In summary, a more sustainable approach to climate security is likely to involve action to: limit GHG emissions; reduce fossil fuel production and exports; work collaboratively with other states and international organisations; develop, operationalise and share renewable energy technologies; and to invest in mitigation measures in the least developed countries. While many states have made some progress in several of these areas, the failure of some of the richest most powerful states to lead by example on climate change greatly undermines the collective endeavour of the rest of the world.

About the Sustainable Security Index

Oxford Research Group’s (ORG) Sustainable Security Index (SSI) is a new product that aims to measure the net impact of each of the world’s states on global security.
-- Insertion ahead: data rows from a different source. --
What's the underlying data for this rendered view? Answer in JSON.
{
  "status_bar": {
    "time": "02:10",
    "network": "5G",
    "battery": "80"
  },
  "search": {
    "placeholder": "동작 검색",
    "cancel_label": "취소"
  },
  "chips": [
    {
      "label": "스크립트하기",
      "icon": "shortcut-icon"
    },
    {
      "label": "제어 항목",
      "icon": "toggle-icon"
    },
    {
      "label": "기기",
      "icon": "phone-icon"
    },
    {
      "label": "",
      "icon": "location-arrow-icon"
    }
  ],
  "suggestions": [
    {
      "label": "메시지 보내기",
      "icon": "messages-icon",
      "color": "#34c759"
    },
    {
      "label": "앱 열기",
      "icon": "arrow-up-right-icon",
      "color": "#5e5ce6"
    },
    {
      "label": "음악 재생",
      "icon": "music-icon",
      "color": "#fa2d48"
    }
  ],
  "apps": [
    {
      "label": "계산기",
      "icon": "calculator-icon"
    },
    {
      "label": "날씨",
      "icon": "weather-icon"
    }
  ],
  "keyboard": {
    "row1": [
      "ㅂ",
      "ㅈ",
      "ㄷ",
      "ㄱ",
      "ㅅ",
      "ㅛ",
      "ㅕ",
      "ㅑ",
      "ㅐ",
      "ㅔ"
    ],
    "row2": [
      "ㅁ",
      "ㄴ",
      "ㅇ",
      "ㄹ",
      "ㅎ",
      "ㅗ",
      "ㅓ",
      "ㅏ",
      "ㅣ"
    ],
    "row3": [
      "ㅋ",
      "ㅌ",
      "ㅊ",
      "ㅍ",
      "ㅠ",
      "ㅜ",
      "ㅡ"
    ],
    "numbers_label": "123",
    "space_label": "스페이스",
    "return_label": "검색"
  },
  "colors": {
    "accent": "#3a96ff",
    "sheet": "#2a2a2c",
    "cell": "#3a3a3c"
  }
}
It is based on more than 50 indicators and sub-indicators that provide quantifiable evidence of each state’s impact on conditions that we believe contribute to greater human security and well-being and thus contribute to sustaining peace and preventing violent conflict. It should be stressed that this is very different from attempting to measure “national security” impact.

Our indicators are grouped into the three main categories, namely (1) Equality & Inclusion, (2) Arms Control & Peacekeeping and (3) Climate & Environment. These are given an equal weighting within the Index, with scores out of ten. The first full Index of 170 states and a comprehensive methodology will be published in autumn 2018.

 

 

Data Sources Used

 

World Resources Institute. (2014). CAIT – Country Greenhouse Gas Emissions Data.

U.S. Energy Information Administration. (2017). International Energy Statistics – Exports of Dry Natural Gas.

U.S. Energy Information Administration. (2014). Coal: Imports, exports & distribution.
The World Factbook. (2016). Crude Oil Exports.

United Nations Framework Convention on Climate Change. (2018). Paris Agreement – Status of Ratification.

World Bank. (2014). Renewable Electricity output.

Climate Funds Update. (2017). CFU Data.

 


About the Authors

Richard Reeve is the Director of the Sustainable Security Programme at ORG. He was formerly Head of Research at International Alert and worked as a Research Fellow with King’s College London, Chatham House and, as a Country Risk Editor, at Jane’s Information Group.

Oscar Larsson has been with ORG as the Sustainable Security Programme’s Intern since July 2017. He is currently assisting in the development of the Sustainable Security Index, which tracks global trends in common security. His main responsibilities include data collection, standardisation, analysis and helping with the general management of the index.